After delivering an outstanding feature film debut in 2006 with Somersault, Australian director Cate Shortland opted against following in the footsteps of her contemporaries and heading to Hollywood, instead turning to Europe in search of opportunities. In 2012 she delivered Lore, the well received WW2-set drama in which a teenage girl sets out to save herself and her siblings from the advancing Allied armies, and now, after another lengthy break between projects, Shortland returns with her second German-Australian co-production. Starring Aussie actress Teresa Palmer, whose career also kicked off in 2006 when she made a stunning debut in 2:37 after being cast on the spot with no audition and no previous acting experience, Berlin Syndrome begins as a holiday romance that quickly descends into a tense, claustrophobic thriller in which Clare (Palmer), a naïve tourist from Brisbane, finds herself at the mercy of psychologically scarred high school teacher Andi (Max Reimelt). Adapted from a book by Melanie Joosten and with a title that is obviously a play on Stockholm Syndrome, the term coined for a condition that causes hostages to develop a psychological alliance with their captors, there is nothing new in the narrative premise of young woman being held against her will – we have seen Room and 19 Cloverfield Lane cover similar territory in recent months and you can even add Don’t Breathe to such a list – so this needs to be special to stand out from this crowd.

Berlin Syndrome poster

The key difference between Berlin Syndrome and these other films is that Clare willingly accompanies her captor to the apartment in which she will subsequently be detained for an extended period, a passionate one-night stand becoming a nightmare of humiliation and degradation. It is when wandering the streets of Berlin that budding photographer Clare meets Andi who, it must be said, doesn’t present as particularly charming.
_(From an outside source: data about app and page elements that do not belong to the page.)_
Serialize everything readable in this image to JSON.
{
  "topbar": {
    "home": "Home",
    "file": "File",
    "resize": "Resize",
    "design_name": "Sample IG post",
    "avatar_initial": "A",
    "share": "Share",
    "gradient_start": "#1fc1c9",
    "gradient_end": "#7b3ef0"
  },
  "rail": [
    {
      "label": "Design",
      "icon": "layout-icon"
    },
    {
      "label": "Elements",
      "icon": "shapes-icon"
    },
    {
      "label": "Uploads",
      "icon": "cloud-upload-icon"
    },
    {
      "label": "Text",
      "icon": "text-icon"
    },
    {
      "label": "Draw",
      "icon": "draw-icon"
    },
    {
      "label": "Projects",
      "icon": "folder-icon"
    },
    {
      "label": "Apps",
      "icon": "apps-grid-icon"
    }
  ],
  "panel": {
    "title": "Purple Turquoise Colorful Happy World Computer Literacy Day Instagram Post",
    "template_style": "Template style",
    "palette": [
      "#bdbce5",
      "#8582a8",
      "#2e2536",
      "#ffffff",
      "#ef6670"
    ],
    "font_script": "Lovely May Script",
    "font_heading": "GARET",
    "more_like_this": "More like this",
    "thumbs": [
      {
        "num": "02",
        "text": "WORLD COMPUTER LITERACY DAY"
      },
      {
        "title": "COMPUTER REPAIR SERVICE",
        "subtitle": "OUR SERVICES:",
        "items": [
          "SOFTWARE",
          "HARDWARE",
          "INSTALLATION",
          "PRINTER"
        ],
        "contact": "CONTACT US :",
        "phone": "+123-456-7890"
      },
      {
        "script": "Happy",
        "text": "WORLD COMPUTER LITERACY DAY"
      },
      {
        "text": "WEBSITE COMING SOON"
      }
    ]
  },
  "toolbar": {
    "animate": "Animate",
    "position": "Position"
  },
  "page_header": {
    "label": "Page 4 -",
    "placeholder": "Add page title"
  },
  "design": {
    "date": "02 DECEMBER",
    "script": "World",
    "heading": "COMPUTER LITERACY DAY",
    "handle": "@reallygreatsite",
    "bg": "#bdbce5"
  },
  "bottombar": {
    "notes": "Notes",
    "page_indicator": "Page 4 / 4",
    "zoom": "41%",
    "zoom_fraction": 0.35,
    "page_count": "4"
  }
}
However, intoxicated by the adventure of her first overseas experience, Clare falls under his spell and abandons her hostel accommodations to accompany Andi to his apartment within an otherwise abandoned building. The morning after a night of steamy sex, Clare awakens to find that Andi has departed and left her locked inside the apartment with her mobile phone having been stripped of its SIM card. From this point, she finds herself at the mercy (or lack thereof) of her captor, who carries on with his daily routines – work, visiting his father – and whose demeanour fluctuates between affable homeliness (Do you like pesto?) to violent perversion.
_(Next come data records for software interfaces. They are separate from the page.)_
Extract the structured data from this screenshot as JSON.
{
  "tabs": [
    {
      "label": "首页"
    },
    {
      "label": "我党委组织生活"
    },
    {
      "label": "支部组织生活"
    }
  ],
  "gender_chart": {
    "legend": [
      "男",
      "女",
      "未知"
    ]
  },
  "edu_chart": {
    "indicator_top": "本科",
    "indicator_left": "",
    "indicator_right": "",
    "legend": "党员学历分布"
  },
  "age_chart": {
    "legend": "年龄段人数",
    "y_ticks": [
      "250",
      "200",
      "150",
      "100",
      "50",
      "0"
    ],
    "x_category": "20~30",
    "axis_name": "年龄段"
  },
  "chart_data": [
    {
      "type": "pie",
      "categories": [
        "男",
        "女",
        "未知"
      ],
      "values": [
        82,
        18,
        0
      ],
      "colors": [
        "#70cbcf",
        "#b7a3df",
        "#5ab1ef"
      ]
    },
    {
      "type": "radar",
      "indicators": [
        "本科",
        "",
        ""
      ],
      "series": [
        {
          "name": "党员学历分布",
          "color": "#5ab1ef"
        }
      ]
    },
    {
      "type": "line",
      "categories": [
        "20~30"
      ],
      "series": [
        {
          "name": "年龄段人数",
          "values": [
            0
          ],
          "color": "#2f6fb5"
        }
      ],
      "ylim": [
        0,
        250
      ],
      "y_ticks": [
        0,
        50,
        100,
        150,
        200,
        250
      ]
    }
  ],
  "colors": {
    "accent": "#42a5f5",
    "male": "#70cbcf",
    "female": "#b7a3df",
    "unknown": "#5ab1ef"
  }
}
Berlin Syndrome 2

Shortland switches between Clare’s increasingly perverse captivity and Andi’s reasonably normal exterior life but never makes any attempt to make Andi sympathetic, offering very little by way of an explanation for his behaviour, other than resentment at his mother having abandoned the family. Shortland does a good job of maintaining tension throughout, but the apartment is filled with potential weapons that Clare could use to incapacitate Andi and make her escape, so you need to be prepared to overlook such gaps in logic to accept what transpires, which is easy enough to do with a low-key, yet powerful, performance from Palmer, who also starred recently in Mel Gibson’s Hacksaw Ridge. Starting out soft-spoken and introverted, Clare’s inhibitions disappear out of necessity as she realises that even if she does scream, there is nobody around to hear her. Palmer handles this transformation very well, taking her character into places that some actresses would consider as being too vulnerable.

Berlin Syndrome 1
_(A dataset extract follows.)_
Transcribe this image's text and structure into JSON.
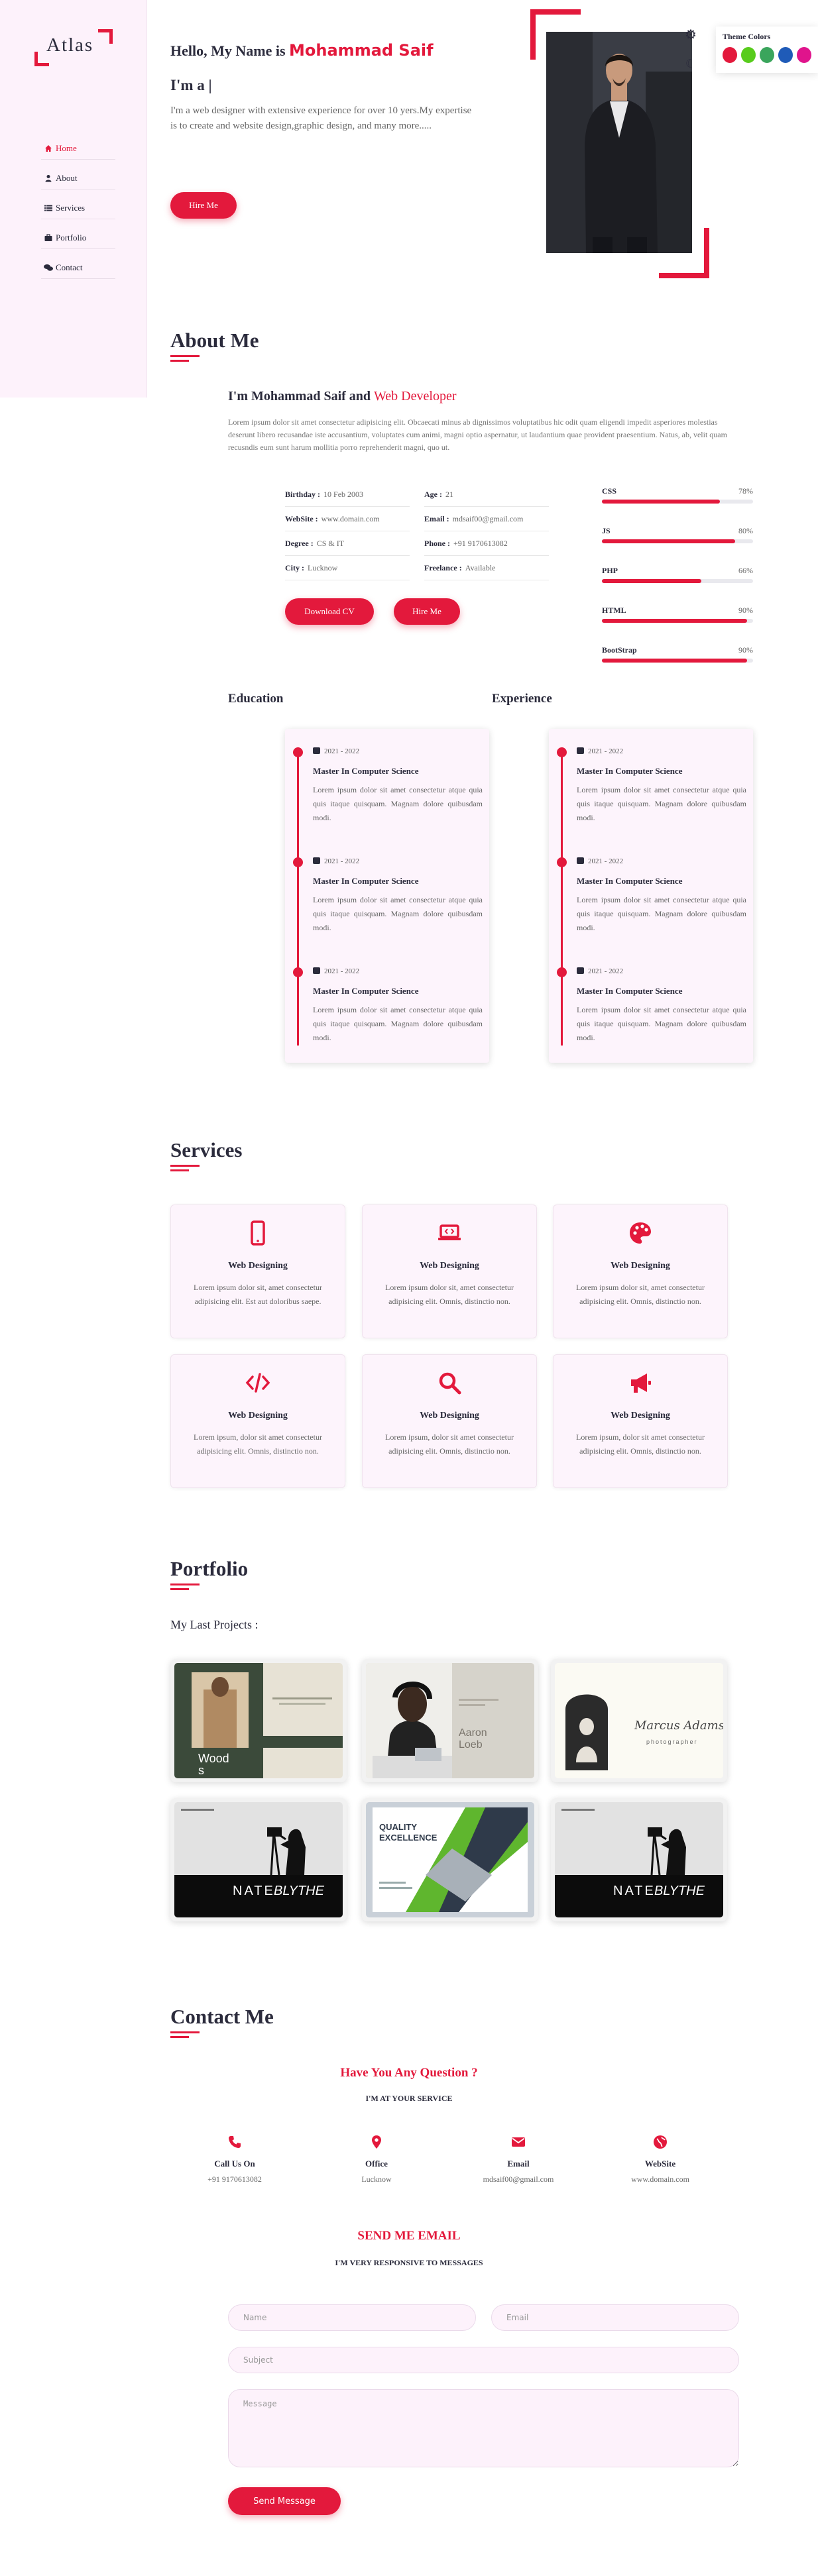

The story ultimately plays out as a retort to the idea of the so-called Stockholm Syndrome, because Clare never develops any attachment with her oppressor. Yes, she is compliant in the interests of self-preservation, but she never elicits any empathy for her captor. The production design delivers an effectively foreboding atmosphere but neither both Palmer nor Reimelt allow the confines of the space to diminish the scope of their performances. Perhaps my biggest bugbear with the film is that it is never really clear what Shortland is trying to say. If she is making an effort to examine the minds of captive and captor, she has failed to present enough information about either of them for the audience to really understand what makes them tick. Unsettling and confronting at times, albeit not as graphic as it might have been in other hands, Berlin Syndrome is a tense thriller that marks a welcome return from one of Australia’s best filmmakers.